Earth sciences, biology, and social science, among others, meet in this exploration of making topical products for the skin.
UPDATE, 19 August 5:33 PM PDT: I've gotten feedback that the link to her page does not work for everyone. I tested it, and because it works from my machine, I am not sure what I can do to fix it. I wonder if the fact that it's a PDF document is breaking it somehow?
I've reproduced the relevant section from her page here, as well, so that if the document doesn't work for you, you don't miss out on her recipe.
Ocean in a Jar (for fun)
I enjoy making bath salts, scented oils, lotions, etc for my friends, family, and self. I realized recently that the base recipe I use for bath salts creates "seawater"! (Lower salinity, unless you use a vat of the stuff, but most of the key elements/ions are in there.) Martha Stewart showed viewers a very similar recipe when she was on Oprah recently (though let's not get into how I know that, ahem, and she didn't draw parallels with oceanography for some reason...). My concoction, below, is a combination of recipes from "Natural Beauty at Home", by Janice Cox, plus some trial and error. You can play around with the proportions to suit your preferences.

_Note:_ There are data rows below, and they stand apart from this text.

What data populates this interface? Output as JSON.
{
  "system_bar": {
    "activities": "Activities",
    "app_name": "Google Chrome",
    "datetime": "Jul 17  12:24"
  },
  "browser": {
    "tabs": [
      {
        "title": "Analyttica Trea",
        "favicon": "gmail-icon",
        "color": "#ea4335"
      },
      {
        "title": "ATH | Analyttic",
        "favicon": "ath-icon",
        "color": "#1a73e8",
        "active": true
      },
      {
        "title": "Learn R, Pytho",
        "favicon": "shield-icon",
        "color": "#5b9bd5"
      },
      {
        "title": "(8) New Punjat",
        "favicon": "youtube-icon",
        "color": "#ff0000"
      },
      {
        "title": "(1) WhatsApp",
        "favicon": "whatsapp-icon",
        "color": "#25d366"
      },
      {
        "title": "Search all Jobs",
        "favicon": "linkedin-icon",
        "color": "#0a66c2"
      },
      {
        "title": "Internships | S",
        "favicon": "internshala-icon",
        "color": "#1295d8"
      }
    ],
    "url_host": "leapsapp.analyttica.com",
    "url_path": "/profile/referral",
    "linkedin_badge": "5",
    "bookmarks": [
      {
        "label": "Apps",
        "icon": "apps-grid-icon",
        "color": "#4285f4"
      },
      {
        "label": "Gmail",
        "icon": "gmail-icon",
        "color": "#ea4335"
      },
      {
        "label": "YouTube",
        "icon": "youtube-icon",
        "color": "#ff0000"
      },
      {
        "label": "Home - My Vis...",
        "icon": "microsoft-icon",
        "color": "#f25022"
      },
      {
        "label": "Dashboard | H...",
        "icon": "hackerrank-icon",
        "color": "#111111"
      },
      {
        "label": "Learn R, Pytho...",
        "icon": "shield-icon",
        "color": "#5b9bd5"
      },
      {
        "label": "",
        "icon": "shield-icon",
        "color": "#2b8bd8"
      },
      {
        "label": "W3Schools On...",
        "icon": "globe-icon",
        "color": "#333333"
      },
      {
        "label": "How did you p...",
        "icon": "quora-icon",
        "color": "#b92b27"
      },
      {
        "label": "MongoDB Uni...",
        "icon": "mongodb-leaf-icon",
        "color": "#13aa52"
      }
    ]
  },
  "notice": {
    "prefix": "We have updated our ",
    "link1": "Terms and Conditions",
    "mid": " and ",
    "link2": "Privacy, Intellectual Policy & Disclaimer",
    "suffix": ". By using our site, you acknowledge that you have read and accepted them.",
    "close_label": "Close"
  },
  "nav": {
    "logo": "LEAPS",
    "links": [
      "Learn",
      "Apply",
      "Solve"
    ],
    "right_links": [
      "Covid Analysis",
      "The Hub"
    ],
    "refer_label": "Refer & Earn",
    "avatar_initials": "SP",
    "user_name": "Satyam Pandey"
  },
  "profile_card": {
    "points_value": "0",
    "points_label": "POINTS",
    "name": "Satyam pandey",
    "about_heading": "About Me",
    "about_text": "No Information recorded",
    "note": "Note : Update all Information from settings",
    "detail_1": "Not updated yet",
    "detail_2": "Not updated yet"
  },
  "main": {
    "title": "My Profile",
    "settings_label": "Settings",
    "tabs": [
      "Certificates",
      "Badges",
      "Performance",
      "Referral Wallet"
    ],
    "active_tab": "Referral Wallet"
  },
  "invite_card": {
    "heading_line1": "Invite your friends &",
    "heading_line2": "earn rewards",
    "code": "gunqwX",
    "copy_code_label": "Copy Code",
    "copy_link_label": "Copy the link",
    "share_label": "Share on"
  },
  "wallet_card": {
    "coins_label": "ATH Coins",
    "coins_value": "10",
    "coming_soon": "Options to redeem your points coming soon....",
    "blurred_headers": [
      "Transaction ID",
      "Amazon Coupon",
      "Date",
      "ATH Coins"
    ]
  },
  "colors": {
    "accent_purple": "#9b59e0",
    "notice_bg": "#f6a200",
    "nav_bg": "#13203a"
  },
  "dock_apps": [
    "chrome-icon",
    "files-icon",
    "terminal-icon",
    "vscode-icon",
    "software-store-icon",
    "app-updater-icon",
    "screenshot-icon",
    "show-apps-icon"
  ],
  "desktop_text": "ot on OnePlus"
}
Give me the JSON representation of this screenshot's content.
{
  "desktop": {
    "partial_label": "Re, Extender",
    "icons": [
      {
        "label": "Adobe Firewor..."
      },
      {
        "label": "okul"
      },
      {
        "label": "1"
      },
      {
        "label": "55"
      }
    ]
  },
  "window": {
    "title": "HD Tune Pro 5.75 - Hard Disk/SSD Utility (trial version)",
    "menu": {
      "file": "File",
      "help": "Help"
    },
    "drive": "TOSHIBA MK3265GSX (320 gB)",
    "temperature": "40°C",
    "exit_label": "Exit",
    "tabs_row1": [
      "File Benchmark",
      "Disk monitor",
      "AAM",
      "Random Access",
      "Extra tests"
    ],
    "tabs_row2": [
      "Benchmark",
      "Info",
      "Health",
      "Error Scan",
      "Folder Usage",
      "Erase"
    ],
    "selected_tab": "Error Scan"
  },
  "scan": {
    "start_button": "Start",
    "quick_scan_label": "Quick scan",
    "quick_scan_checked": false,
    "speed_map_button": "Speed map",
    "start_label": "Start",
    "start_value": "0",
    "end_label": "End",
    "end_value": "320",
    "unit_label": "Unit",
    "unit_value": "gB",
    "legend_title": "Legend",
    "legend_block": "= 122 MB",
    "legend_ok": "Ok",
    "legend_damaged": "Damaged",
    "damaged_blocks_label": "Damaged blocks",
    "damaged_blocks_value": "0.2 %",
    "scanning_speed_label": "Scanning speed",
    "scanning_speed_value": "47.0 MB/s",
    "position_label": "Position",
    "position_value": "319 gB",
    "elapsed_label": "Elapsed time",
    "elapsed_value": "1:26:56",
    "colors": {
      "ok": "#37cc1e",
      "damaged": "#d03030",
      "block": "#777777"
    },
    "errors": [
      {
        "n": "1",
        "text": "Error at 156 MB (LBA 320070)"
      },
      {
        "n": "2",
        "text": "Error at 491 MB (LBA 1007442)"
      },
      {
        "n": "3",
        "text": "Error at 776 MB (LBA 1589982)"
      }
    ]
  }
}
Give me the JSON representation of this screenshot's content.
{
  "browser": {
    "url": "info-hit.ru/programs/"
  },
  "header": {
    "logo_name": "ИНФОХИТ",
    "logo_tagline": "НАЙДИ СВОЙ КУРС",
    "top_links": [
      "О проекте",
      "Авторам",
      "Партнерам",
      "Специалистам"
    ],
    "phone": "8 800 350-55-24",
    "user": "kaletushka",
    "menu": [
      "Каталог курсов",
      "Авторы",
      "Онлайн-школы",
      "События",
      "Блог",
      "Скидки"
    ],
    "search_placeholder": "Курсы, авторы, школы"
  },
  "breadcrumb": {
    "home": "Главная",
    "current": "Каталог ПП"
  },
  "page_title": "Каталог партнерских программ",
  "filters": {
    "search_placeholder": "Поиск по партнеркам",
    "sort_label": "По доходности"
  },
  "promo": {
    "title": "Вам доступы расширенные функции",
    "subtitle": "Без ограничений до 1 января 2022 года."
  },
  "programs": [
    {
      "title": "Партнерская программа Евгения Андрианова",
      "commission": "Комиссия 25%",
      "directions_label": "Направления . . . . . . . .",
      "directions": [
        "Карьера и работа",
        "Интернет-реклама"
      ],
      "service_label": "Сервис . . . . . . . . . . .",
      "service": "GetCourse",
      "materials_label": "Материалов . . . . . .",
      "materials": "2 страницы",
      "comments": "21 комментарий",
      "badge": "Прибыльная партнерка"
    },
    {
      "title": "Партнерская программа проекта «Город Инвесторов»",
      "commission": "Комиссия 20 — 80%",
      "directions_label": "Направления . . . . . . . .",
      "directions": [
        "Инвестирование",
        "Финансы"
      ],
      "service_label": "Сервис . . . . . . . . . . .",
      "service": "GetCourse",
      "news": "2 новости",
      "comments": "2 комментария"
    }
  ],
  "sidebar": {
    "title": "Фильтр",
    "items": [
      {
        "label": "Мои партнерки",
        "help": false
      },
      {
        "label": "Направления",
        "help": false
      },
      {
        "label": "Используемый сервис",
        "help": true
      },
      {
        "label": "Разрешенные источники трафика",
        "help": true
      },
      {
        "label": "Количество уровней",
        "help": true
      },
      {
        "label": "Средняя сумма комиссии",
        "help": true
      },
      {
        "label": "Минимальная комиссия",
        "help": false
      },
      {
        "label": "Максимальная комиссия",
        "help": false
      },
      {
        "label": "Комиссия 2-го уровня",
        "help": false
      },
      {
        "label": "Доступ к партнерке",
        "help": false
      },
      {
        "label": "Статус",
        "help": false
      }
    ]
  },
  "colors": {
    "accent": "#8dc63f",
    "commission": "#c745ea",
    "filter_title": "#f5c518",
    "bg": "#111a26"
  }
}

Epsom salts, 1 cup - magnesium sulfate (MgSO4 ·7H2O) - available (cheap) in drugstore aches-and-pains aisle
Kosher salt or coarse sea salt*, 1/4 cup - sodium chloride (NaCl)
* You can substitute baking soda (sodium bicarbonate, NaHCO3) and/or cornstarch (organic stuff), for some or all of the kosher/sea salt.
Vegetable oil, about 1/8 cup - almond, coconut, avocado, walnut, olive... - If only oil spills were vege oils!
Food coloring, a few drops - the kind you can get in the grocery store baking aisle in little bottles
Essential oil, a few drops (I use the pure, natural ones) - lemon, rosemary, lavender, rose, mint, pine...
Mix the ingredients together well, by shaking in a jar with lid or in a Ziploc-type bag. It will take a couple minutes of shaking to distribute the oils and color well. I like using a bag so I can work out some of the colored lumps with my fingers.
To use, add about 1/4 cup to running bathwater. It will keep a month or so in a closed container. Not edible, so keep away from youngsters, pets, etc. With vegetable oil added, you can also use it as an exfoliating, moisturizing salt rub (my sister-in-law the kickboxer loves it this way): Add a little water to a handful of the salts and then rub on damp body skin in the shower; rinse with warm water. Don't use it as a rub if your skin is broken out or sensitive, and don't use it on your face (too irritating).
Enjoy! ☺ Gwyn
Remember, Epsom salts and essential oils are not edible, so keep this mixture stored in a safe place where children and animals can't accidentally poison themselves by eating it.
Reading the recipe is pretty straightforward. There are a couple of technical terms I'll note, but we don't need to wait until we get around to discussing the chemistry in order to use the recipe.
Salinity is the measurement of how salty a liquid is. The Earth's oceans are not equally salty everywhere; here's a map of how much they can vary from one region to another.
Source: http://upload.wikimedia.org/wikipedia/commons/f/f7/WOA05_sea-surf_SAL_AYool.png accessed 17 August 2012
By "elements/ions" she means the chemicals in different kinds of salt--there's the table salt (sodium chloride) that we're all familiar with, but there are many other kinds of salts as well.
Not all salts are edible, which is why there's a warning on the Epsom salts (magnesium sulfate).
We'll discuss the chemistry more later, but here at least, it looks like tomorrow will be a perfect day for going ahead with this activity in the meantime.
So I'm inviting you to take a little time to make some bath salts, following Jones' "Ocean in a Jar" recipe, and improvising with different oils that you like.
Have fun! If you hit on any combination you especially like, you're invited to share it with us in the comments.
Source: http://4.bp.blogspot.com/_aUURo8ALyhE/SrO3LbfZhzI/AAAAAAAAAEk/X8MNZ_jkIdI/s320/bath_salt.jpg accessed 17 August 2012